Danielle: Your chakras are energy. Many people are not fully aware of what each chakra does. I focus on educating people about how balanced chakras should feel. The chakras impact the way we feel physically and emotionally. When we get angry, everything tightens. Angry old men hunch because they are angry. The way you feel on the inside dictates your physical appearance. I encourage everyone to start with a full body scan. Focus on how you feel emotionally first and then scan your body to see how that feels. Your emotions can impact your physicality but doing something physical can also affect your emotions. Each chakra has different poses that help to bring balance to your physical and emotional being.
How has yoga impacted your life?
Danielle: It helped me through the pandemic. I have always loved yoga. I take my New Year’s resolutions very seriously. I create a dream board in December and then when January 1st comes around, I hit the ground running. For years I had yoga on my board, and I would tell myself, “One day I am going to go to the mountain tops and practice yoga.” Year after year I did not pursue that goal. Before yoga, my focus was on real estate. During the pandemic, the real estate industry became so stressful. My focus was on money and not on what my spirit truly wanted. I am an emotional person. Real estate is aggressive. It does not fit with my vibe. I would feel sad and lonely during the pandemic. Yoga saved my life. I would place my mat on the floor, practice yoga, and instantly feel better. This past year I was also pregnant, and I struggled postpartum. I would stand up and then my uterus would stand up. That was not normal. I decided to dive into post-natal yoga and pelvic floor strengthening. Yoga helped me get through a low in my life and that is what I want to do for others. I want to give others a safe space.
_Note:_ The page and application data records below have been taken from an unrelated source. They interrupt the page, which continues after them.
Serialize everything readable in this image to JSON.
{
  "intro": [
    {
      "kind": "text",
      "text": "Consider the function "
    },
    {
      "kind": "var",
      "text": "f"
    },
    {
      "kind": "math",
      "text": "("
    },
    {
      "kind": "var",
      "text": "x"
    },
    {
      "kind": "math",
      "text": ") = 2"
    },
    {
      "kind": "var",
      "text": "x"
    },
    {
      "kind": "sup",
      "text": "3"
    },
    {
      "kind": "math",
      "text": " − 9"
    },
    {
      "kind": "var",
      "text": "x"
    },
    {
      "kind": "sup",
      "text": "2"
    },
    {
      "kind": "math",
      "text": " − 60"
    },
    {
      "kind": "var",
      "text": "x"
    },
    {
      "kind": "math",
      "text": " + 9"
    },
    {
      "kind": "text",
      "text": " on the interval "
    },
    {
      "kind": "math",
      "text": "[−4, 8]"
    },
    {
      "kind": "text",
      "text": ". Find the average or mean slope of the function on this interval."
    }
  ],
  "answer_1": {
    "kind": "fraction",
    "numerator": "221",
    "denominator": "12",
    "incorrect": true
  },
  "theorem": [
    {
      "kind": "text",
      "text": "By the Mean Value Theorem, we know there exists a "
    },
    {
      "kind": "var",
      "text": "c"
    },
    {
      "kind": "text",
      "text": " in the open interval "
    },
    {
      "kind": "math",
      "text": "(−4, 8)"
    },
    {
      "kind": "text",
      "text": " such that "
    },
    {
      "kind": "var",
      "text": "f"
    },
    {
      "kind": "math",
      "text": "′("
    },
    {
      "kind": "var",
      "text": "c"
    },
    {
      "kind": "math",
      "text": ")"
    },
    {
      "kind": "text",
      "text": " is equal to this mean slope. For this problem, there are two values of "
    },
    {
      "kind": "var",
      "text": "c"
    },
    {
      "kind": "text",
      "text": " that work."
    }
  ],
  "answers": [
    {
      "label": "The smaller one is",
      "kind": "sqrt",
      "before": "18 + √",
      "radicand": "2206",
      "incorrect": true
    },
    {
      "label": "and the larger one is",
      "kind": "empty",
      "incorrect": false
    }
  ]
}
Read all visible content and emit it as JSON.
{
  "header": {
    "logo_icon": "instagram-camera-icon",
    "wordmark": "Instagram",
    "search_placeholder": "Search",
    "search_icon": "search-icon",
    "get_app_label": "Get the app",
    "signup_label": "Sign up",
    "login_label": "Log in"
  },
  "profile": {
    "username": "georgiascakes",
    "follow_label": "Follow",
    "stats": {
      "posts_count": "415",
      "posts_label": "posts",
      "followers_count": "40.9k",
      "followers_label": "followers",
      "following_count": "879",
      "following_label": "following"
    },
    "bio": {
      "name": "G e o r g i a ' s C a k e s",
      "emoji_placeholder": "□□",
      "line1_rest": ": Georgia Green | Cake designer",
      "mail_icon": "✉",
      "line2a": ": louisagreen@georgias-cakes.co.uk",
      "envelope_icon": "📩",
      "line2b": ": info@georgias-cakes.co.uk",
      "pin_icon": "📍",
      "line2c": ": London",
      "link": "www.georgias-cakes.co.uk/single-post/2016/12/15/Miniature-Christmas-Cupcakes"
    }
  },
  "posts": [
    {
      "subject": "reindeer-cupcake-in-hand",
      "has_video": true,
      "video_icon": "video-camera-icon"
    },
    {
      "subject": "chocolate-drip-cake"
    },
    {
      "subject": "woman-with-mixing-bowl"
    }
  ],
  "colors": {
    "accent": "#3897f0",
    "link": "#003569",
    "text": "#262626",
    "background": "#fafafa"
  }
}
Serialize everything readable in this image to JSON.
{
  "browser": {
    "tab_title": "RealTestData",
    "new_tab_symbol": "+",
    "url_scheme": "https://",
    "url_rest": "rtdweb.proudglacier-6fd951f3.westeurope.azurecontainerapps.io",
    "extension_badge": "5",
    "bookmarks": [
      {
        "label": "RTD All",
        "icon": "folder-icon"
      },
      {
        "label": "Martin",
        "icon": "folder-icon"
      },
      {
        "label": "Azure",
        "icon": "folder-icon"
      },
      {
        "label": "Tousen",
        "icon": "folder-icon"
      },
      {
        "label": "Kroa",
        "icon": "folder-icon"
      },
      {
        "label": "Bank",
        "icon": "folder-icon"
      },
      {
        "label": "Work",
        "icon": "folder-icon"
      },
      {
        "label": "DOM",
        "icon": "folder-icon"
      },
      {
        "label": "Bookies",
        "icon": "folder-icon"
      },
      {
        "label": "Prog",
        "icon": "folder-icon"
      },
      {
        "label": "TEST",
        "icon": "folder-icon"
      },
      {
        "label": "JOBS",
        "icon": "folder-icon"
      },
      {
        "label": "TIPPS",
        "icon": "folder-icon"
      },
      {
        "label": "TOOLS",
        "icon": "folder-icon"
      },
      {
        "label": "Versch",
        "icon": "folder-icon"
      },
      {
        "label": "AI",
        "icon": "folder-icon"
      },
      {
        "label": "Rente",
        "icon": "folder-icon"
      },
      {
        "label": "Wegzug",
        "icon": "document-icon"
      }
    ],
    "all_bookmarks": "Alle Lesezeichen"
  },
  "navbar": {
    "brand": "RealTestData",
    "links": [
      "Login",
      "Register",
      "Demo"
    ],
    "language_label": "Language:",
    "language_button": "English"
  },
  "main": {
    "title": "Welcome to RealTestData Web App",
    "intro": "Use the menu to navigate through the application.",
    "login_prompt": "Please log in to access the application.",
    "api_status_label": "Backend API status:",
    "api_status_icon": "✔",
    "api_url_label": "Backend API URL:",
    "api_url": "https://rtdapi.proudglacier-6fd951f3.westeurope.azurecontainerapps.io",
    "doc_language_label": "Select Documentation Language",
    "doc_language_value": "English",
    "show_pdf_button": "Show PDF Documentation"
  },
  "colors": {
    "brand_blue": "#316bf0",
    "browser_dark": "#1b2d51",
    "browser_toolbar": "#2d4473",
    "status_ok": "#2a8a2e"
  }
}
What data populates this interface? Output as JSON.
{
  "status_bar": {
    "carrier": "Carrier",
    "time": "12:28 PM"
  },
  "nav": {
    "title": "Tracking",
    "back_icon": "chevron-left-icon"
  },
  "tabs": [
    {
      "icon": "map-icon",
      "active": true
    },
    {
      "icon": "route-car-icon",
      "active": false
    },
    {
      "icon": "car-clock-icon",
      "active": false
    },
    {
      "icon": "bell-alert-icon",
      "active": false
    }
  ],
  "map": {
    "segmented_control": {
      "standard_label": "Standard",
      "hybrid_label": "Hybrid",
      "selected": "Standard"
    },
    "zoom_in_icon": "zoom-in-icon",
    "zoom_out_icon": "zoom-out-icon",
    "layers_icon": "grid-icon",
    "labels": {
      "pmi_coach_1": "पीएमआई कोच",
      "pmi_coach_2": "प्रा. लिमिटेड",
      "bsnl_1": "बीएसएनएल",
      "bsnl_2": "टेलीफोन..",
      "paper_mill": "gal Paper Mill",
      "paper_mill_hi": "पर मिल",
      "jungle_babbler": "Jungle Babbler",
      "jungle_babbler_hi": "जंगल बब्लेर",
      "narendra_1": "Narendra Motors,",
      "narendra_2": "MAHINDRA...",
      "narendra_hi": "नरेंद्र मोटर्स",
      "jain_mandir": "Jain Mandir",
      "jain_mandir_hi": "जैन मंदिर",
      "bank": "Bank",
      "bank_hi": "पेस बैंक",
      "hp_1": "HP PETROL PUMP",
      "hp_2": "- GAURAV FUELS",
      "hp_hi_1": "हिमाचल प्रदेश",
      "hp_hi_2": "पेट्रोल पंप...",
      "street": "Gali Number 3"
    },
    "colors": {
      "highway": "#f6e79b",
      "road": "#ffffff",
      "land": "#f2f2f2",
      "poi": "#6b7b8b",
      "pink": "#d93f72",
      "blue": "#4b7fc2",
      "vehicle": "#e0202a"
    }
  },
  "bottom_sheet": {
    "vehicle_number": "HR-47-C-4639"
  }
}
What advice do you have for individuals contemplating beginning their yoga journey?
Danielle: Have an open mind. That is it. There are a lot of stereotypes about yoga. As I am marketing and advertising for my services, I am coming across more of them. People think it is in for quirky people. People will say yoga is too slow. There are so many styles of yoga. I teach Vinyasa, which is a slower pace than other practices. There is power yoga, which is much faster and more intense than Vinyasa. Another stigma I came across is that men feel like they will not get any benefits from yoga. Yoga used to only be for men until the 1930s or 40s when women spoke up about wanting to practice. Men thought it would be too enlightening for women to practice yoga at that time. Yoga did not become mainstream for women until American women protested. Now it seems like the very opposite. If you are thinking about starting yoga, find what fits for you. I want to help people holistically. I used to flip houses, now I want to help people make sustainable lifestyle changes.
Where can people find you and your services?
Danielle: You can find me on Instagram (@long_lifeyoga) and Facebook (@Long Life Yoga). I offer Saturday classes at Gloria J. Parks Community Center. I also teach classes Wednesday in Niagara Falls at 6 pm. In addition to those classes, I also teach kids yoga classes, classes with a cheerleading club, Mom and Baby yoga, and couples’ yoga. The kid’s yoga, mom and baby classes, and couples’ yoga changes location. One of my favorite classes is couples’ yoga. The surprising thing to me is that the men want to come back. It is a super bonding class where couples are able to connect deeply.
On April 28th from 4-10 PM, I will be hosting my first Spring Retreat! Please come and register on Eventbrite. I will provide everything. We will practice yoga, journaling, and end the evening with a lantern walk.
I am open to meeting you where you are at as well if needed, so please feel free to message me on social media for more personalized inquiries!